In the meantime, the monuments to the missing had been built. Massive structures like Thiepval, the memorial wall at Tyne Cot and, of course, the famous Menin Gate which was inaugurated by Field-Marshal Sir Herbert Plumer ('Daddy' Plum, one of the few high-ranking officers to have escaped the 'donkey' epithet and to have been universally respected by the troops) on this day, July 24th, 1927.

In one chapter of the book I'm writing the men - by now ex-army IWGC gardeners and labourers - gather at the Menin Gate for the ceremony (as actually happened - medals, but not uniforms, were worn). They listen as Plumer delivers his speech:

One of the most tragic features of the Great War was the number of casualties reported as 'Missing, believed killed'... It was resolved that here at Ypres, where so many of the 'Missing' are known to have fallen, there should be erected a memorial worthy of them which should give expression to the nation's gratitude for their sacrifice and its sympathy with those who mourned them. 

At home in England, at the same time on that July Sunday morning, congregations gather in churches up and down the land to listen to one of the very first BBC outside broadcasts - a live relay from Ypres - and, perhaps, to follow the service in the specially-printed feature in the Radio Times.

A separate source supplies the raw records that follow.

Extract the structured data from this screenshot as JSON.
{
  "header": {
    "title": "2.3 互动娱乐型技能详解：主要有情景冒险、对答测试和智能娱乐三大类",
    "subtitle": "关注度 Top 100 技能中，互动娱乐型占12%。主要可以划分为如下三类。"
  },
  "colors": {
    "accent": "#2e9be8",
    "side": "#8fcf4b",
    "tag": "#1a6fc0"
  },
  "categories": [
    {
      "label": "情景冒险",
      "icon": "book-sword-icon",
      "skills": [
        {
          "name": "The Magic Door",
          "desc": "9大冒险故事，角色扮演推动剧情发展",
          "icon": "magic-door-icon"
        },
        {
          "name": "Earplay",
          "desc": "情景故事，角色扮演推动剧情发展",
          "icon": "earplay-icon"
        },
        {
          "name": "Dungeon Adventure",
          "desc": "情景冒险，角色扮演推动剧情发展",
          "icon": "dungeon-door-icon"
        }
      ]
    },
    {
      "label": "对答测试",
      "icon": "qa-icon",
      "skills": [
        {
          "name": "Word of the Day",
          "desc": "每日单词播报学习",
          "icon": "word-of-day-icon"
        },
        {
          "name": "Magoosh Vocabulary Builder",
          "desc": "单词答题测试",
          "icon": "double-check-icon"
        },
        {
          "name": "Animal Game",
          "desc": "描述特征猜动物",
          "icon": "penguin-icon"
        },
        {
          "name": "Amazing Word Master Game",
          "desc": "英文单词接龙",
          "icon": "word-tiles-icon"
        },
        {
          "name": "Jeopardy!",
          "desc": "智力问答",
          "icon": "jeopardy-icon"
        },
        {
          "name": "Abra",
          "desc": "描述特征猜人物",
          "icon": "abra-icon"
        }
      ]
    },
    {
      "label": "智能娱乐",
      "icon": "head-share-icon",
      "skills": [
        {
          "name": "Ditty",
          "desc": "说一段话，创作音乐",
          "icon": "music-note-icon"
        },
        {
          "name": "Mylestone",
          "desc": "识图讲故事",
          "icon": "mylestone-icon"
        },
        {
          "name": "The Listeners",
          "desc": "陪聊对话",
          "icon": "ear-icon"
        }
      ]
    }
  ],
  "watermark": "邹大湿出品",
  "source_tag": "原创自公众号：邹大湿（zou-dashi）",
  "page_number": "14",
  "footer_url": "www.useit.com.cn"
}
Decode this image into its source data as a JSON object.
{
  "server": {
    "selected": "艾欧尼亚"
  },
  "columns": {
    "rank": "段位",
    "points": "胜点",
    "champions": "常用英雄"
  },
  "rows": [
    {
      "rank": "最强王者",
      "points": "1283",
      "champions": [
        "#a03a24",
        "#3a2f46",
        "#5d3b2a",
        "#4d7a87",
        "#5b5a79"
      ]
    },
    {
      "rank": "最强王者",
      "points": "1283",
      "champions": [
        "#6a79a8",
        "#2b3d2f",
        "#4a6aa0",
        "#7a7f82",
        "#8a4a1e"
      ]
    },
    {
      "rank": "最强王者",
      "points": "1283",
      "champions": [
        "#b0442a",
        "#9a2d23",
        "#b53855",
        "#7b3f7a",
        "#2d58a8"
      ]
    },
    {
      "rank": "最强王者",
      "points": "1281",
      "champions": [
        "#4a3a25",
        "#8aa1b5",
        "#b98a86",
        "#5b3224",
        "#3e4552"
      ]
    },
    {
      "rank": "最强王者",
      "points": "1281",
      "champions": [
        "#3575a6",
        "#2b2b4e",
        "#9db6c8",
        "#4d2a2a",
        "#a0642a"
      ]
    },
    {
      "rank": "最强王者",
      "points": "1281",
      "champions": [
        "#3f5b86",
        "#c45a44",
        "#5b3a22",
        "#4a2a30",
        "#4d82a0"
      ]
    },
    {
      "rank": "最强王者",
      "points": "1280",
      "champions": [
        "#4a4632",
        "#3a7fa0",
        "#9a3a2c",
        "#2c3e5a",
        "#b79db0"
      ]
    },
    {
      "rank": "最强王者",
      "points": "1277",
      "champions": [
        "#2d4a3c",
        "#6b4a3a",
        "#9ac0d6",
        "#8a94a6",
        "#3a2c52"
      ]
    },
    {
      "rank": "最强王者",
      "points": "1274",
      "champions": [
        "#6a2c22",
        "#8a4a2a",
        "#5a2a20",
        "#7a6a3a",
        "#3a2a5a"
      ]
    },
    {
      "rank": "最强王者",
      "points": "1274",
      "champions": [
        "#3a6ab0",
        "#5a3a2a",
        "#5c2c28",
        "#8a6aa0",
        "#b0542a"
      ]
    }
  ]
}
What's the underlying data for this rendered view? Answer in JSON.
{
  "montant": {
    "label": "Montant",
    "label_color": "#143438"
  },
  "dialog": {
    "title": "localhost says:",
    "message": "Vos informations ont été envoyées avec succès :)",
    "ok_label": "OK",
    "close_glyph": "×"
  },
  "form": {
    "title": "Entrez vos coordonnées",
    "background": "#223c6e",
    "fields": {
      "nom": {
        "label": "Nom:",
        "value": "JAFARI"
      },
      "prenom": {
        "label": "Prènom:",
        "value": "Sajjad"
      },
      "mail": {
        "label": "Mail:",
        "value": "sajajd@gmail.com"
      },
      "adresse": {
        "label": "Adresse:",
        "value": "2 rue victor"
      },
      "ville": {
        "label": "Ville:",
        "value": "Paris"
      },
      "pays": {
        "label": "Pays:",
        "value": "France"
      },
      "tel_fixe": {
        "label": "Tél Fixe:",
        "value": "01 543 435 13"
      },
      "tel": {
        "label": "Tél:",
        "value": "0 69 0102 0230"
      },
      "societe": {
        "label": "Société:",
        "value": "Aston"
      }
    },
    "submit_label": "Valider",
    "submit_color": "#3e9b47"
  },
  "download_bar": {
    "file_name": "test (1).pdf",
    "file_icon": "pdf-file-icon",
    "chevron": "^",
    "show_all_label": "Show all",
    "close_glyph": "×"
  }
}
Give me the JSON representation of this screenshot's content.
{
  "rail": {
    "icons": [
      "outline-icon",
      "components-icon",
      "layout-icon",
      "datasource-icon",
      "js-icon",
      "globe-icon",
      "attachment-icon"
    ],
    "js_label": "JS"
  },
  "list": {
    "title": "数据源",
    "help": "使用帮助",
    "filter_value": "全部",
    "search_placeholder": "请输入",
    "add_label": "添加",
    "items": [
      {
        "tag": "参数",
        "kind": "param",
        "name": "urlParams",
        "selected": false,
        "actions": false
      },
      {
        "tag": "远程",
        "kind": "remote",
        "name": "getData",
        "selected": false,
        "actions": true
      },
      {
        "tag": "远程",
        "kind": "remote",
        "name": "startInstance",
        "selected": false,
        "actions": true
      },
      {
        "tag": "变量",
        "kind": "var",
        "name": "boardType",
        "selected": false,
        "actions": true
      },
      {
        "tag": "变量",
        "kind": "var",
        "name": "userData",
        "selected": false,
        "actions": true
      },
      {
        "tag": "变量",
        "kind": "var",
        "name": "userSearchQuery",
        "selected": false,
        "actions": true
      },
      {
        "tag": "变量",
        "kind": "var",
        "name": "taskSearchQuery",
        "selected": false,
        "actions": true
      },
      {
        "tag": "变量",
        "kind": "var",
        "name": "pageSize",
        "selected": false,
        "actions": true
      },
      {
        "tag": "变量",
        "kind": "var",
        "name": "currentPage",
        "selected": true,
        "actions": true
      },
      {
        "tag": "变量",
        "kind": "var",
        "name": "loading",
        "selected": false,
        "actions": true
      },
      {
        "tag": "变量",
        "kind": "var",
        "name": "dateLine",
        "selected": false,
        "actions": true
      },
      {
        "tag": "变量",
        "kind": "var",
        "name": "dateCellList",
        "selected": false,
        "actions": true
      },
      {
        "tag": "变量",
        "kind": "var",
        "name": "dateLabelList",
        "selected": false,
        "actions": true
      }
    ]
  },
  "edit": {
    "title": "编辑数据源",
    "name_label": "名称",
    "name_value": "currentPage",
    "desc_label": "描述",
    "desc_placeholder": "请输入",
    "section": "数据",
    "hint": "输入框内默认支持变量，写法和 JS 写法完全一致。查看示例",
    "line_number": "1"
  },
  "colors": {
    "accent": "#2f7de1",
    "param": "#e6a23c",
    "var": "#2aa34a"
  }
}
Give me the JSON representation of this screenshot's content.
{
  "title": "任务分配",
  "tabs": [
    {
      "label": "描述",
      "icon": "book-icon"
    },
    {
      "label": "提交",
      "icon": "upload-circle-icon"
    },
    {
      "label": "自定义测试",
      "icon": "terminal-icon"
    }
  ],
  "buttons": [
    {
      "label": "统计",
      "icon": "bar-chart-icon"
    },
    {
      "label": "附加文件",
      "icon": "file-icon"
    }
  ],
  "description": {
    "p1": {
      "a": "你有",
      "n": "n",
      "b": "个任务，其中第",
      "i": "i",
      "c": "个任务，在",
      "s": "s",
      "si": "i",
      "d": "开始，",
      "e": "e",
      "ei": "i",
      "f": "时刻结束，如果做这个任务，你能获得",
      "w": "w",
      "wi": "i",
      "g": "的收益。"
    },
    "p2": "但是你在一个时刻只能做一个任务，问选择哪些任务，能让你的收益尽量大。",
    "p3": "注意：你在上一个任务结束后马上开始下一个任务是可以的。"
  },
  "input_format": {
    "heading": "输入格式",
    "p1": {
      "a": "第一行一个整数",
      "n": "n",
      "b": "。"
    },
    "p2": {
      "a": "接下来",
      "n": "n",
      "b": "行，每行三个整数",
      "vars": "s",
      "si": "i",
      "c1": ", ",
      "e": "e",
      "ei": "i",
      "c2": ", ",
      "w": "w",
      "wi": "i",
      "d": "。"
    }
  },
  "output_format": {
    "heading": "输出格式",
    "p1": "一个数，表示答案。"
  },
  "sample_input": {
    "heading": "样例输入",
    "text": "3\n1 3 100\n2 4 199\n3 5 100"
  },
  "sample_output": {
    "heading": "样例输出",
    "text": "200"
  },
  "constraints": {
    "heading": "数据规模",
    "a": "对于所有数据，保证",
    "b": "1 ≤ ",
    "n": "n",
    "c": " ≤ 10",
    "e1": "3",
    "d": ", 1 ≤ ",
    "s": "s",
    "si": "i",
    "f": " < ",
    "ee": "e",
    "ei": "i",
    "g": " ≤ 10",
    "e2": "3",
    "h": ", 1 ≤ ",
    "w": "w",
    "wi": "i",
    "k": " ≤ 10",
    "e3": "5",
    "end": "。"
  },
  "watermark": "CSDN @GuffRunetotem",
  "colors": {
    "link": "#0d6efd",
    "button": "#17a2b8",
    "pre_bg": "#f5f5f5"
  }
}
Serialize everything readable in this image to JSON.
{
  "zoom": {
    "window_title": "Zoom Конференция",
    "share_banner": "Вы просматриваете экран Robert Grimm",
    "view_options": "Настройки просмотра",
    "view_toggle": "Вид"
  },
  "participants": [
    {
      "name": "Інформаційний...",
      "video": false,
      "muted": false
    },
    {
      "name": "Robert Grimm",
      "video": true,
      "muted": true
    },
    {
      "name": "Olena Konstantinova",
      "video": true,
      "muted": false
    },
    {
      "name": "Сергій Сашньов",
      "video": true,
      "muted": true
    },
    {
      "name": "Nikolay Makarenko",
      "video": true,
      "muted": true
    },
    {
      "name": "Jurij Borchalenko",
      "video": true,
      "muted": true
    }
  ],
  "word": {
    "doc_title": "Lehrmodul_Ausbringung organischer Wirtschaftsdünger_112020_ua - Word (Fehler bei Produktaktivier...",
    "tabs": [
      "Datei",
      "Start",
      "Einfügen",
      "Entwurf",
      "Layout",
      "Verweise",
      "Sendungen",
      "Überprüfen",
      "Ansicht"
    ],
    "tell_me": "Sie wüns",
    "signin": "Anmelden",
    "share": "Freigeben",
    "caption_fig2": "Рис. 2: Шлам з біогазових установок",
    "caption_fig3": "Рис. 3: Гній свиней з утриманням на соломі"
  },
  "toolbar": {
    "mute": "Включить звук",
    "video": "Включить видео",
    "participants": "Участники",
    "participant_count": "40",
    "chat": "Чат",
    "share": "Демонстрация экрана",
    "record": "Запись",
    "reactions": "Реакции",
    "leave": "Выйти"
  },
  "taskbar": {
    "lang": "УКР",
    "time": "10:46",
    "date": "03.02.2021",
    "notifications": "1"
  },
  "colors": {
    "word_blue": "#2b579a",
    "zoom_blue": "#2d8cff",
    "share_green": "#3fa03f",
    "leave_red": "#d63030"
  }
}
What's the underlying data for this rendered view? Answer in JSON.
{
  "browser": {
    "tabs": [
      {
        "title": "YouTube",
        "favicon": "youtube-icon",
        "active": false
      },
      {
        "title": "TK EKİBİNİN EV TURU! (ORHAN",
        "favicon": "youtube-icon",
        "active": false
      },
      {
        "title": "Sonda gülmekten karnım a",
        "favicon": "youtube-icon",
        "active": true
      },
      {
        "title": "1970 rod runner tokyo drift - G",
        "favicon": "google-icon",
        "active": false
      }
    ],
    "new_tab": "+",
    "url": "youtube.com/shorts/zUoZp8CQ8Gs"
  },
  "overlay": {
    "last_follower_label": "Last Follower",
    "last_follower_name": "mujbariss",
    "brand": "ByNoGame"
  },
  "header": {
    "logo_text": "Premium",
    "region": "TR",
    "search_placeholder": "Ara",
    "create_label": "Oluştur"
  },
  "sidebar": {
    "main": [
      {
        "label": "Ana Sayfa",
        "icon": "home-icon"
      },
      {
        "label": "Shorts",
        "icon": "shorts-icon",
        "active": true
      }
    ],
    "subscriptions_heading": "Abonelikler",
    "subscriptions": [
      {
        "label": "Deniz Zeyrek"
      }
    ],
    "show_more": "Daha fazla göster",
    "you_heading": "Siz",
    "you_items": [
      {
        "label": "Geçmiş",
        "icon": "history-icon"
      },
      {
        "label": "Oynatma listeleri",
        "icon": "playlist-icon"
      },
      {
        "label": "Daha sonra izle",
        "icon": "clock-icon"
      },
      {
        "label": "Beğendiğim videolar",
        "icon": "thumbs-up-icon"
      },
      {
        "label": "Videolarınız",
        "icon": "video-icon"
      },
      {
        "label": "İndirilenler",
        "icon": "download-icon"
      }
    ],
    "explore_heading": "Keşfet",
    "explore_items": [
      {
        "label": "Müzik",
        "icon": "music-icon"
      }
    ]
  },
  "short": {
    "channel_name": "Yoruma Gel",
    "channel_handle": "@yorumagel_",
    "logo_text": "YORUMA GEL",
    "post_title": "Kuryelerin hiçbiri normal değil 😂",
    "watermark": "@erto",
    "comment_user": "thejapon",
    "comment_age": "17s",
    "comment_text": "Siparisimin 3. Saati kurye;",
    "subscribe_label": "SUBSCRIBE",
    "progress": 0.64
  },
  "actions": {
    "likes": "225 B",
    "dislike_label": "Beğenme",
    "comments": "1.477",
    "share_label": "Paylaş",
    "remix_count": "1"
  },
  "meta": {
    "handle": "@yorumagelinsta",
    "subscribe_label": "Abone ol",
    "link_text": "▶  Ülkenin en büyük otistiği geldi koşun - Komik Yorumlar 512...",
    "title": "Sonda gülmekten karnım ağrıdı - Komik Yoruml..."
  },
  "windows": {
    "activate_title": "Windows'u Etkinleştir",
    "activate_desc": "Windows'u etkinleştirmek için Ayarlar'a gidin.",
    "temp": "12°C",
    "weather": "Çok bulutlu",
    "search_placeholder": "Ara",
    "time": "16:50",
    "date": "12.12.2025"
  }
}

You're not, perhaps, meant to be moved by your own words. (Although Dickens cried at the death of Little Nell.) But I find even my own modest description of that event, culminating as it did with the playing by buglers of the Somerset Light Infantry of the Last Post (the start of a tradition that continues, famously, to this day) followed by pipers of the Scots Guards playing the Flowers of the Forest lament as the men who fought there remember their comrades who died and are commemorated on those walls quite unusually affecting.

But then, that's down to the event itself, the memorial, and the men it commemorates. Just to see the 'intolerably nameless names' - almost 55,000 - filling the walls and arches of Reginald Blomfield's great edifice is moving enough.

It takes but a little imagination to appreciate the impact it must have had on those present that day, those for whom the countless names were living people, comrades, friends and of whom, at last, in the words of Herbert Plumer, the world could now say:

He is not missing; he is here. 


You can read an extended extract from the beginning of this book on the Authonomy website.